=== Data to examine ===
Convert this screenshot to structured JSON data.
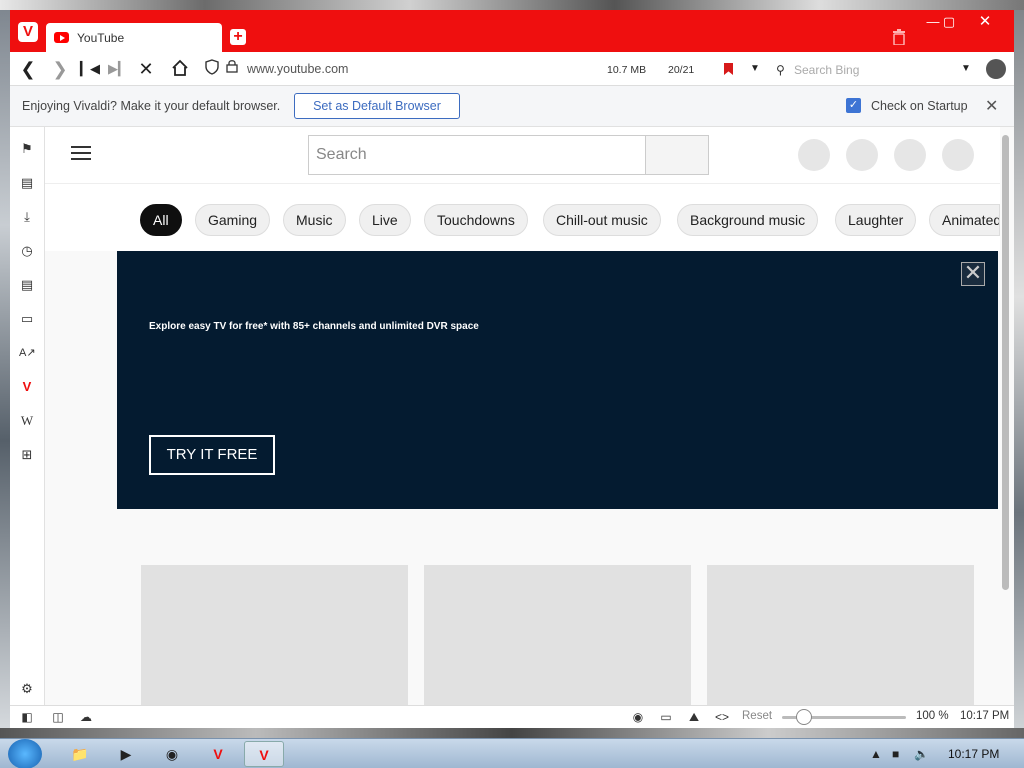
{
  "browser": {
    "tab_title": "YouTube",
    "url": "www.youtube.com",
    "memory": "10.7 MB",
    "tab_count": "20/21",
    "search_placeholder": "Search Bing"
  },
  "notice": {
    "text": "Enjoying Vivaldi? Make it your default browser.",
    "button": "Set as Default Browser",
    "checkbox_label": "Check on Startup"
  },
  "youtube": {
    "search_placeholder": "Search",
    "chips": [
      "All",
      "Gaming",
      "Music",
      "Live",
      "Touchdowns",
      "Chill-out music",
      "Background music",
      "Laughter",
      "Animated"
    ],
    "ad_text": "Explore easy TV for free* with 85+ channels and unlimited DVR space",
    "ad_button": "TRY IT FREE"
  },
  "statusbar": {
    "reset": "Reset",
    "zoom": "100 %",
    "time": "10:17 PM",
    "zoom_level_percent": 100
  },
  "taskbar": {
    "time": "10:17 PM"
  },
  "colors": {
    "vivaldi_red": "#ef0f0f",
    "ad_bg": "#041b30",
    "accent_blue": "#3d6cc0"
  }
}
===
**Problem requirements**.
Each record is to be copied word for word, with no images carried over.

**Output of the exercise**.
Convert this screenshot to structured JSON data.
{
  "browser": {
    "tab_title": "YouTube",
    "url": "www.youtube.com",
    "memory": "10.7 MB",
    "tab_count": "20/21",
    "search_placeholder": "Search Bing"
  },
  "notice": {
    "text": "Enjoying Vivaldi? Make it your default browser.",
    "button": "Set as Default Browser",
    "checkbox_label": "Check on Startup"
  },
  "youtube": {
    "search_placeholder": "Search",
    "chips": [
      "All",
      "Gaming",
      "Music",
      "Live",
      "Touchdowns",
      "Chill-out music",
      "Background music",
      "Laughter",
      "Animated"
    ],
    "ad_text": "Explore easy TV for free* with 85+ channels and unlimited DVR space",
    "ad_button": "TRY IT FREE"
  },
  "statusbar": {
    "reset": "Reset",
    "zoom": "100 %",
    "time": "10:17 PM",
    "zoom_level_percent": 100
  },
  "taskbar": {
    "time": "10:17 PM"
  },
  "colors": {
    "vivaldi_red": "#ef0f0f",
    "ad_bg": "#041b30",
    "accent_blue": "#3d6cc0"
  }
}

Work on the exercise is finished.